By William di Canzio
When it debuted, E.M. Forster’s “Maurice” offered a rarefied view of queer possibility: a happy ending for gay men, with the book’s protagonist, the wealthy and well-educated stockbroker Maurice Hall, finding love with the young groundskeeper Alec Scudder. The book was originally written in 1913 and 1914, but Forster tinkered with the manuscript for decades until it was eventually published posthumously in 1971. Thus, he watched his initially contemporary novel age into an embalmed period piece about the crippling, self-cannibalizing anxieties that homosexual men lived with in early-20th-century England. But, as he wrote in a 1960 “Terminal Note” that serves as an addendum to his manuscript, sketching out a happy ending was always an imperative for the book: “I was determined that in fiction anyway two men should fall in love and remain in it for the ever and ever that fiction allows, and in this sense Maurice and Alec still roam the greenwood.”
Forster didn’t dare usher readers further into his lovers’ future other than letting us know that they end up together. Dreaming up their material lives through the fateful years that followed would have sullied the idyllic “ever and ever” he’d suggested at the close of his book.
Enter: “Alec,” by William di Canzio, a novel that aims to both complete and complement “Maurice” by picking up Forster’s characters and thrusting them into the muck-riddled trenches of the Great War.
In “Alec,” di Canzio (re)introduces readers to Maurice’s lover, beginning with Alec’s birth in Dorset in 1893 and following along as he grows up and into his own. Here, Alec possesses a canny self-awareness about his sexual desires and a distinctly modern approach to fulfilling them (not only does he not despise his queerness, but he even finds a certain asset to it: “It kept him out of trouble with girls”). He also develops increasingly radical political ideals, even as he remains smitten with and devoted to the moneyed, Cambridge-educated Maurice.
For anyone who has already read “Maurice” (or seen the swoon-worthy 1987 film adaptation), the first third of “Alec” will tread familiar ground.

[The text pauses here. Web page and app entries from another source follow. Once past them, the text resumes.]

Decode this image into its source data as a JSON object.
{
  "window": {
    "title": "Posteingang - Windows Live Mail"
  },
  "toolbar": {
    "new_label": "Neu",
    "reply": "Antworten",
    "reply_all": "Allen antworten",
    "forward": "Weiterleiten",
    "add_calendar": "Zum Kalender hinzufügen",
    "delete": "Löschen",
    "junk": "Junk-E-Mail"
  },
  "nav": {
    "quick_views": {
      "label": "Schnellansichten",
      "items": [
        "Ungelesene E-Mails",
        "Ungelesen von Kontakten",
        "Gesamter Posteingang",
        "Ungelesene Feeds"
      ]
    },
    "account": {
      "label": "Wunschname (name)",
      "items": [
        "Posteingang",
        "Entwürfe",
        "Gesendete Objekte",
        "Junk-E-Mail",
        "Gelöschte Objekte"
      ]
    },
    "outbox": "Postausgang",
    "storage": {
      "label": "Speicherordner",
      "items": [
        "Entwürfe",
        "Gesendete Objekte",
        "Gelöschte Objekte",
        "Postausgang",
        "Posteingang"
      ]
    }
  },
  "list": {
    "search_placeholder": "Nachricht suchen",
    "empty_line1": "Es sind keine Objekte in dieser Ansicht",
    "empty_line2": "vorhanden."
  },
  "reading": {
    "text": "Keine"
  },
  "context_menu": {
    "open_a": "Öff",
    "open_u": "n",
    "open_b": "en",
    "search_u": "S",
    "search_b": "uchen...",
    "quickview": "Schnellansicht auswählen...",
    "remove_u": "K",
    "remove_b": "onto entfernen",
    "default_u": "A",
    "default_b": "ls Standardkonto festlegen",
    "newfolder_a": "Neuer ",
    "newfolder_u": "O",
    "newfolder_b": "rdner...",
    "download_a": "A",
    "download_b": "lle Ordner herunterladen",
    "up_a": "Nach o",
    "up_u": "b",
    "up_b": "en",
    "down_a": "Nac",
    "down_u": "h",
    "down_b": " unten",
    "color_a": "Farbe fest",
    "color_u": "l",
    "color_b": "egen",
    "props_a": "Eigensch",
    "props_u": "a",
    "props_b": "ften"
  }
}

As the story revisits cricket matches, late-night rendezvous and botched blackmail attempts from the original, now seen from Alec’s point of view, this twinned Forster foil at times risks being too beholden to its source.
Once di Canzio pushes past his borrowed characters’ figural greenwood, his goal in reanimating them becomes clearer. In following the couple beyond a hazily suggested happy ever after, di Canzio makes Forster’s wish for them all the more tangible as he shows these characters building a life for themselves on their own terms.
There’s a sweeping romantic vision here that’s as old-fashioned as it is refreshingly modern, with this war-torn couple pining away for each other as they hold their love in the highest esteem, in bold defiance of English laws and customs.
“We’ve so few models, men like us, for intimacy, for devotion that endures,” a friend tells the couple as he looks back on how the war inadvertently opened his eyes to the life he was denying himself. “By no fault of our own. How many of our stories have been expunged — from history, from memory? With no stories, we’re made to feel alone, unnatural, ashamed.”
Di Canzio’s novel reads like an attempt to make these forgotten men feel less alone, to proliferate their stories. In nudist safe havens in the countryside at peacetime, codified arrangements between privates and majors during war, lurid encounters in Continental brothels while on leave and lively salon conversations about Hellenistic poetry post-armistice, the novel presents the many ways other “outlaws” like Maurice and Alec successfully, if tenuously, carved out spaces for themselves.
“Alec” is fiction as queer archaeology, demonstrating that looking back doesn’t necessarily mean looking backward.